The extent of the project damage is the first of its kind, Karniski-Keglovits said. Some of the sites could be inaccessible until next summer.
The Adirondacks weren’t alone in experiencing record rain and severe weather last month. A report from the National Oceanic and Atmospheric Administration (NOAA) shows that storms and extreme heat slammed many parts of the nation. Northeastern states, including New York and Vermont, had the top 10 wettest July on record.
Rainfall recorded at the Whiteface Mountain Field Station in Wilmington totaled 6.83 inches in July, according to Science Manager Scott McKim.
Precipitation in the Northeast is expected to increase from warming air and ocean temperatures.
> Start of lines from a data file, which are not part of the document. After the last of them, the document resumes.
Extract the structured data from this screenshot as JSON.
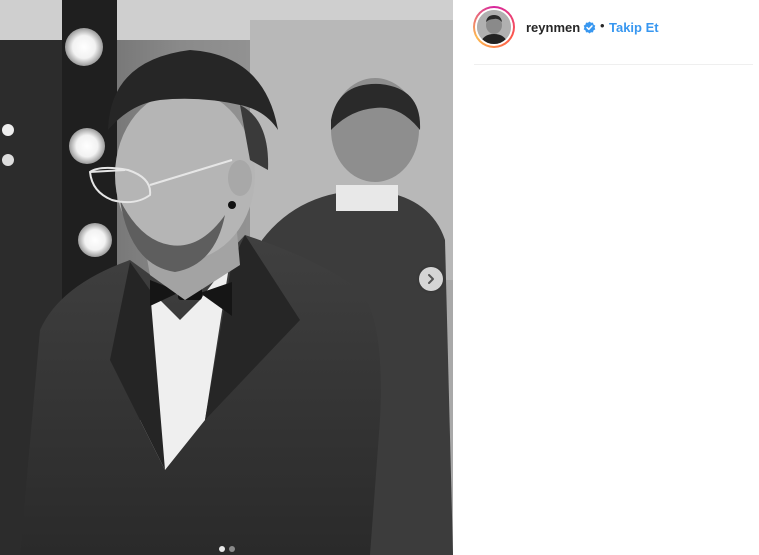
{
  "post": {
    "username": "reynmen",
    "verified": true,
    "separator": "•",
    "follow_label": "Takip Et",
    "carousel": {
      "total": 2,
      "current": 1
    }
  },
  "icons": {
    "next": "chevron-right-icon",
    "verified": "verified-badge-icon"
  },
  "colors": {
    "follow": "#3897f0",
    "verified": "#3897f0",
    "text": "#262626",
    "divider": "#efefef"
  }
}
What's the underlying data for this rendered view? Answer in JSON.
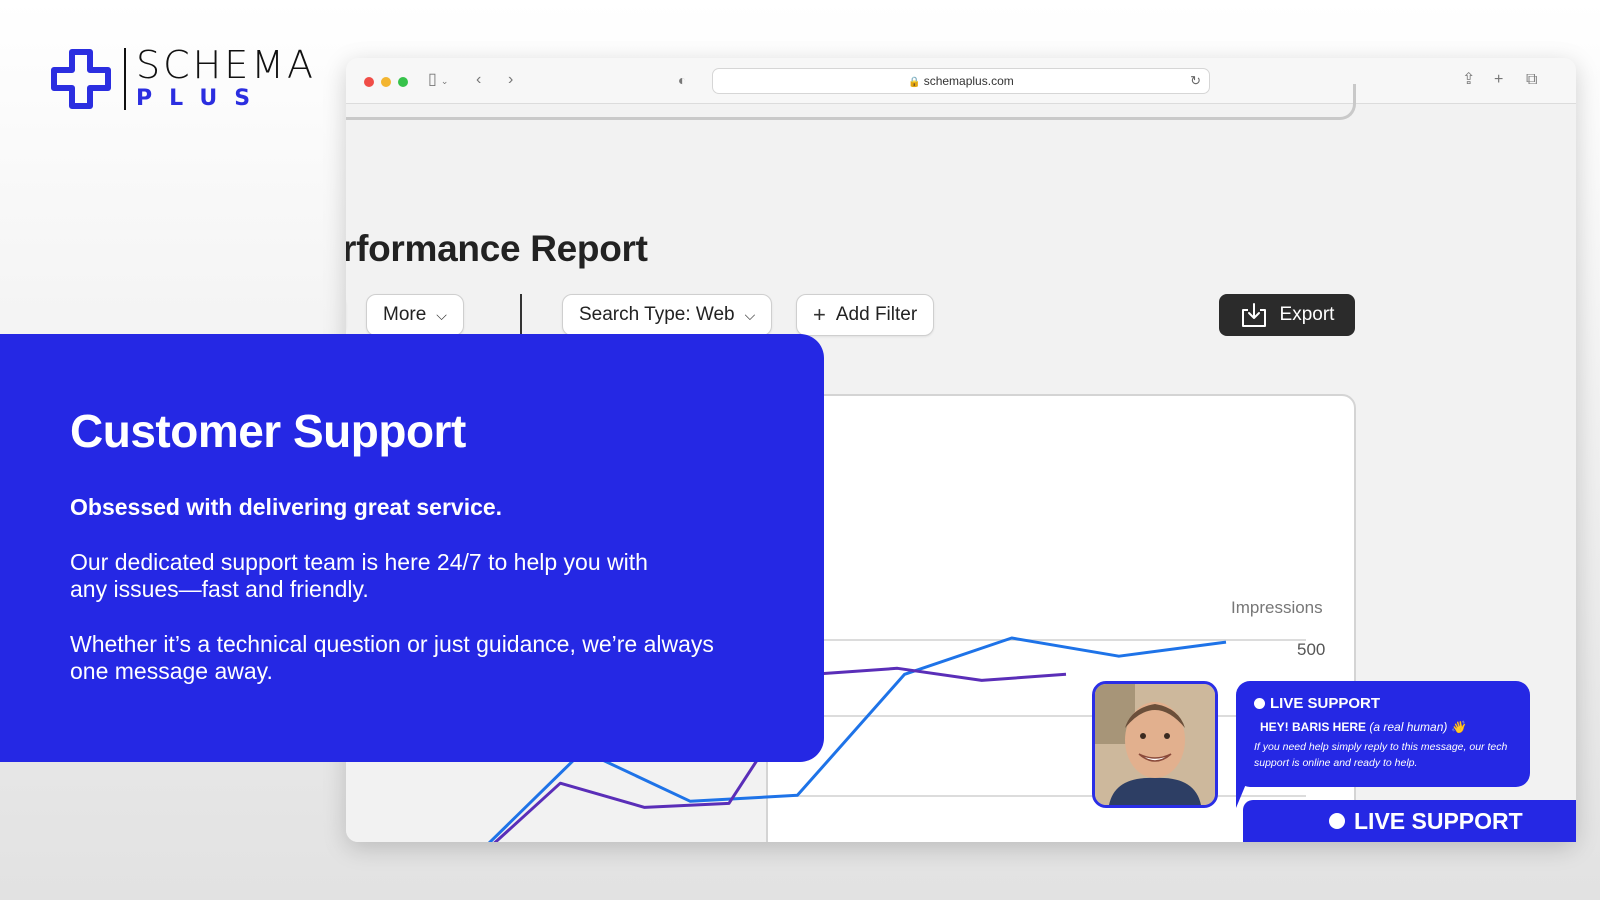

Arthur Degaetano, director of NOAA’s Northeast Regional Climate Center, said the past 30 to 40 years have seen more extreme rainfall than usual. “I think extreme rainfall, particularly in the Northeast, and climate change go hand in hand,” he said.
Addressing the increase in precipitation through infrastructure is critical to climate change adaptation, Karniski-Keglovits said.
“We need to start thinking about resiliency and how we can rebuild things after storms like this to better adapt in the future because it’s possible that we will continue to have big events in the future,” she said.
In Warren County, officials are updating their hazard mitigation plan because of the recent weather. “This summer’s severe flooding around the Northeast has underscored how important it is for municipalities and residents to prepare for hazardous weather and address risks before disaster occurs,” a press release reads.
In its current draft, the plan lists flooding as the county’s top hazard concern because of its increasing presence in the Northeast. According to the plan, flooding mainly occurs along the Schroon River in the Riverbank section and along the Hudson river, although areas with beaver dams are also at risk.
The county is seeking public input on the plan, which is available to the public until Sept. 2.